* _RECORDS TO PROCESS_
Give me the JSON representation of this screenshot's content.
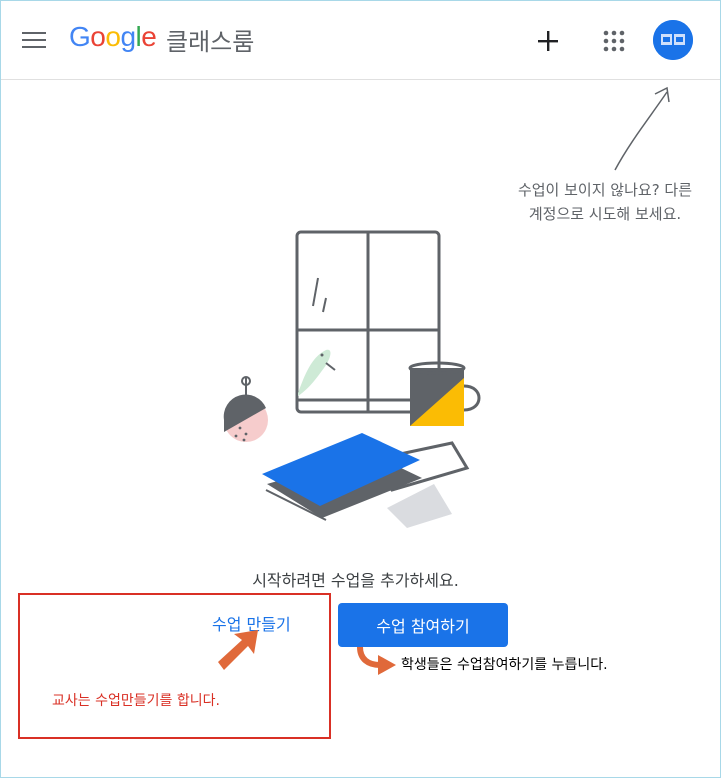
{
  "header": {
    "logo": "Google",
    "app_name": "클래스룸"
  },
  "icons": {
    "menu": "hamburger-menu-icon",
    "add": "plus-icon",
    "apps": "google-apps-icon",
    "account": "account-avatar"
  },
  "hint": {
    "line1": "수업이 보이지 않나요? 다른",
    "line2": "계정으로 시도해 보세요."
  },
  "main": {
    "prompt": "시작하려면 수업을 추가하세요.",
    "create_label": "수업 만들기",
    "join_label": "수업 참여하기"
  },
  "annotations": {
    "teacher_note": "교사는 수업만들기를 합니다.",
    "student_note": "학생들은 수업참여하기를 누릅니다."
  },
  "colors": {
    "accent": "#1a73e8",
    "annotation_red": "#d93025",
    "annotation_orange": "#e0693a",
    "mug_yellow": "#fbbc04",
    "book_blue": "#1a73e8",
    "bird_green": "#ceead6",
    "ornament_pink": "#f6cccc"
  }
}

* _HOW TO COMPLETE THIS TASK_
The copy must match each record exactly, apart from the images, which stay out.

* _SOLUTION FOR THIS TASK_
Give me the JSON representation of this screenshot's content.
{
  "header": {
    "logo": "Google",
    "app_name": "클래스룸"
  },
  "icons": {
    "menu": "hamburger-menu-icon",
    "add": "plus-icon",
    "apps": "google-apps-icon",
    "account": "account-avatar"
  },
  "hint": {
    "line1": "수업이 보이지 않나요? 다른",
    "line2": "계정으로 시도해 보세요."
  },
  "main": {
    "prompt": "시작하려면 수업을 추가하세요.",
    "create_label": "수업 만들기",
    "join_label": "수업 참여하기"
  },
  "annotations": {
    "teacher_note": "교사는 수업만들기를 합니다.",
    "student_note": "학생들은 수업참여하기를 누릅니다."
  },
  "colors": {
    "accent": "#1a73e8",
    "annotation_red": "#d93025",
    "annotation_orange": "#e0693a",
    "mug_yellow": "#fbbc04",
    "book_blue": "#1a73e8",
    "bird_green": "#ceead6",
    "ornament_pink": "#f6cccc"
  }
}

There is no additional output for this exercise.